The company said on Monday (US time) that its factories in China had re-opened, but were getting back to full production more slowly than expected.
The company had forecast $US63 billion ($A94 billion) to $US67 billion ($A100 billion) in revenue for the quarter ending in March, ahead of estimates of $US62.4 billion ($A92.9 billion).
Apple said supply for its iPhones would be “temporarily constrained” by the slowdown at manufacturing facilities in China.
Sales of iPhones were up for the first time in a year in the December quarter.
The company also said store disruptions had affected its sales in China – where most shops have been closed or operating at reduced hours as the central government imposes strict movement controls to try to halt the spread of COVID-19.

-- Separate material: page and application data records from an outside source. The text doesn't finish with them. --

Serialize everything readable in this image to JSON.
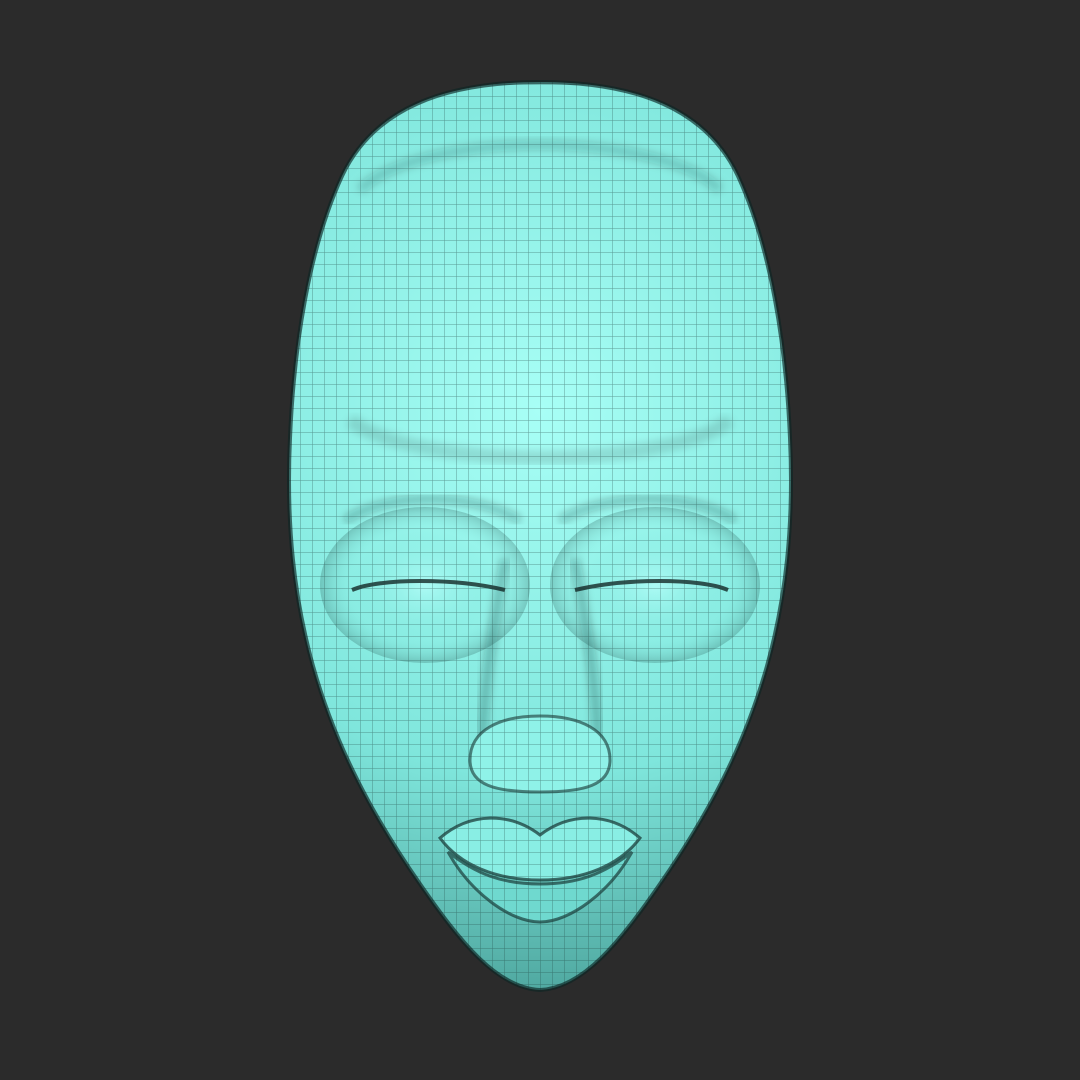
{
  "viewport": {
    "background_color": "#2b2b2b"
  },
  "model": {
    "subject": "face-mask",
    "render_style": "wireframe-over-shaded",
    "base_color": "#7fe6dc",
    "highlight_color": "#a8fff6",
    "shadow_color": "#3c8f88",
    "wire_color": "#1d3f3c",
    "eyes_state": "closed"
  }
}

The ongoing virus outbreak is expected to pile pressure on China’s economy. Many companies have been struggling to restart production after an extended new year holiday and supply chains from the car industry to smartphones remain disrupted.
Australian-listed companies and major global retailers that rely on stock from China – or operate in China – are also feeling the impact of the ongoing slowdown. Major Australian retailers have warned the situation could get worse if the virus outbreak continues, and there are further delays in shipping electronic parts and other goods from China to Australia.
Analysts have estimated that the virus might slash demand for smartphones by half in the first quarter in China alone – it is the world’s biggest market.